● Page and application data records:
- - -

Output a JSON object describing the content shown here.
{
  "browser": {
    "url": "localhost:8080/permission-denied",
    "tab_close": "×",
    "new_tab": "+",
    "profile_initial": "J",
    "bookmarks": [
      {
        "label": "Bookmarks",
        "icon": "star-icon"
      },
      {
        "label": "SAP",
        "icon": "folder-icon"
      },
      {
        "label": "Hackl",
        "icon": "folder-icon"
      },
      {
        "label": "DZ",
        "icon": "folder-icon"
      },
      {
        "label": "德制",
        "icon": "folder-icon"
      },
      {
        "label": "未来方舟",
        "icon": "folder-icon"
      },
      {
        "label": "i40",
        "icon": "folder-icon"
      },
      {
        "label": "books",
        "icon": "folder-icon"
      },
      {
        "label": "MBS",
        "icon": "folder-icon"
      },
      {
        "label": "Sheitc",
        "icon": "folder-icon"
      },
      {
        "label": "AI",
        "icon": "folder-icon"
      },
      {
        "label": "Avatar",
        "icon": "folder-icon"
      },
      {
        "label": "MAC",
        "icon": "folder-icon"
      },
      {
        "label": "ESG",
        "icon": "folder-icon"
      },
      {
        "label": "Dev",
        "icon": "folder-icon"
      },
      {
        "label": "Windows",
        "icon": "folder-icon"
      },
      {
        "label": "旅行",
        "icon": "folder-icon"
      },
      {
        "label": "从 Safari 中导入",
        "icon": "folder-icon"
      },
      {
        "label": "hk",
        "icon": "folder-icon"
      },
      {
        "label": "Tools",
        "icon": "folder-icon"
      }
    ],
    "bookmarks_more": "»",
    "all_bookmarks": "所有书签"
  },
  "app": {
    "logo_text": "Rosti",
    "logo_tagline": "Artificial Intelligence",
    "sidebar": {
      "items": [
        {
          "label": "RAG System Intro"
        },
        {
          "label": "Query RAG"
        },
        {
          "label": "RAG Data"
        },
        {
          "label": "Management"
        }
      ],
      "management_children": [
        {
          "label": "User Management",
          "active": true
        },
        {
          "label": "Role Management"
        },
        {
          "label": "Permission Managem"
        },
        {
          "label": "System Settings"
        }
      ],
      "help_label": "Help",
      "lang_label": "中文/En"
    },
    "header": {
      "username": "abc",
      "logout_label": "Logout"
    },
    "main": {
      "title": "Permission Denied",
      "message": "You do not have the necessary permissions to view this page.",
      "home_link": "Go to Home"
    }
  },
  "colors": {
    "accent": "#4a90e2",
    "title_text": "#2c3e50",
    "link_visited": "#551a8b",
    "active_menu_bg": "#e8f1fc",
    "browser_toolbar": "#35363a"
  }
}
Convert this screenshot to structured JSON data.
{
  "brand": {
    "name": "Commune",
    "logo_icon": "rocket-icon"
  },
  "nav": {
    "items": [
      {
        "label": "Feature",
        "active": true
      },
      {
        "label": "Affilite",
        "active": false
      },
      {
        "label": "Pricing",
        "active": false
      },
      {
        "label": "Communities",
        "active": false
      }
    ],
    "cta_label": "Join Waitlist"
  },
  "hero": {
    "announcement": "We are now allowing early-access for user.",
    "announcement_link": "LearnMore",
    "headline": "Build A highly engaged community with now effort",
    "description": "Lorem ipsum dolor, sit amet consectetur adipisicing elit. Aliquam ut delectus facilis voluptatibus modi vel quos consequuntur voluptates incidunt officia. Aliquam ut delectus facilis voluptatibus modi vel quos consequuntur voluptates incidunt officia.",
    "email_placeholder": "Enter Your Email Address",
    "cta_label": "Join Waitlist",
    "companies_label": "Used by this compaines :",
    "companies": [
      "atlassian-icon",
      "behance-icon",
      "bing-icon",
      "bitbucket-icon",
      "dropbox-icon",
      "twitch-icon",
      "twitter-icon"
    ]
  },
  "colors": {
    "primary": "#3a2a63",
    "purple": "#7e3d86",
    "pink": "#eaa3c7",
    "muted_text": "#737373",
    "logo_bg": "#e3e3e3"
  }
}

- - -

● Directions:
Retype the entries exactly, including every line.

● Task answer:
Output a JSON object describing the content shown here.
{
  "browser": {
    "url": "localhost:8080/permission-denied",
    "tab_close": "×",
    "new_tab": "+",
    "profile_initial": "J",
    "bookmarks": [
      {
        "label": "Bookmarks",
        "icon": "star-icon"
      },
      {
        "label": "SAP",
        "icon": "folder-icon"
      },
      {
        "label": "Hackl",
        "icon": "folder-icon"
      },
      {
        "label": "DZ",
        "icon": "folder-icon"
      },
      {
        "label": "德制",
        "icon": "folder-icon"
      },
      {
        "label": "未来方舟",
        "icon": "folder-icon"
      },
      {
        "label": "i40",
        "icon": "folder-icon"
      },
      {
        "label": "books",
        "icon": "folder-icon"
      },
      {
        "label": "MBS",
        "icon": "folder-icon"
      },
      {
        "label": "Sheitc",
        "icon": "folder-icon"
      },
      {
        "label": "AI",
        "icon": "folder-icon"
      },
      {
        "label": "Avatar",
        "icon": "folder-icon"
      },
      {
        "label": "MAC",
        "icon": "folder-icon"
      },
      {
        "label": "ESG",
        "icon": "folder-icon"
      },
      {
        "label": "Dev",
        "icon": "folder-icon"
      },
      {
        "label": "Windows",
        "icon": "folder-icon"
      },
      {
        "label": "旅行",
        "icon": "folder-icon"
      },
      {
        "label": "从 Safari 中导入",
        "icon": "folder-icon"
      },
      {
        "label": "hk",
        "icon": "folder-icon"
      },
      {
        "label": "Tools",
        "icon": "folder-icon"
      }
    ],
    "bookmarks_more": "»",
    "all_bookmarks": "所有书签"
  },
  "app": {
    "logo_text": "Rosti",
    "logo_tagline": "Artificial Intelligence",
    "sidebar": {
      "items": [
        {
          "label": "RAG System Intro"
        },
        {
          "label": "Query RAG"
        },
        {
          "label": "RAG Data"
        },
        {
          "label": "Management"
        }
      ],
      "management_children": [
        {
          "label": "User Management",
          "active": true
        },
        {
          "label": "Role Management"
        },
        {
          "label": "Permission Managem"
        },
        {
          "label": "System Settings"
        }
      ],
      "help_label": "Help",
      "lang_label": "中文/En"
    },
    "header": {
      "username": "abc",
      "logout_label": "Logout"
    },
    "main": {
      "title": "Permission Denied",
      "message": "You do not have the necessary permissions to view this page.",
      "home_link": "Go to Home"
    }
  },
  "colors": {
    "accent": "#4a90e2",
    "title_text": "#2c3e50",
    "link_visited": "#551a8b",
    "active_menu_bg": "#e8f1fc",
    "browser_toolbar": "#35363a"
  }
}
Convert this screenshot to structured JSON data.
{
  "brand": {
    "name": "Commune",
    "logo_icon": "rocket-icon"
  },
  "nav": {
    "items": [
      {
        "label": "Feature",
        "active": true
      },
      {
        "label": "Affilite",
        "active": false
      },
      {
        "label": "Pricing",
        "active": false
      },
      {
        "label": "Communities",
        "active": false
      }
    ],
    "cta_label": "Join Waitlist"
  },
  "hero": {
    "announcement": "We are now allowing early-access for user.",
    "announcement_link": "LearnMore",
    "headline": "Build A highly engaged community with now effort",
    "description": "Lorem ipsum dolor, sit amet consectetur adipisicing elit. Aliquam ut delectus facilis voluptatibus modi vel quos consequuntur voluptates incidunt officia. Aliquam ut delectus facilis voluptatibus modi vel quos consequuntur voluptates incidunt officia.",
    "email_placeholder": "Enter Your Email Address",
    "cta_label": "Join Waitlist",
    "companies_label": "Used by this compaines :",
    "companies": [
      "atlassian-icon",
      "behance-icon",
      "bing-icon",
      "bitbucket-icon",
      "dropbox-icon",
      "twitch-icon",
      "twitter-icon"
    ]
  },
  "colors": {
    "primary": "#3a2a63",
    "purple": "#7e3d86",
    "pink": "#eaa3c7",
    "muted_text": "#737373",
    "logo_bg": "#e3e3e3"
  }
}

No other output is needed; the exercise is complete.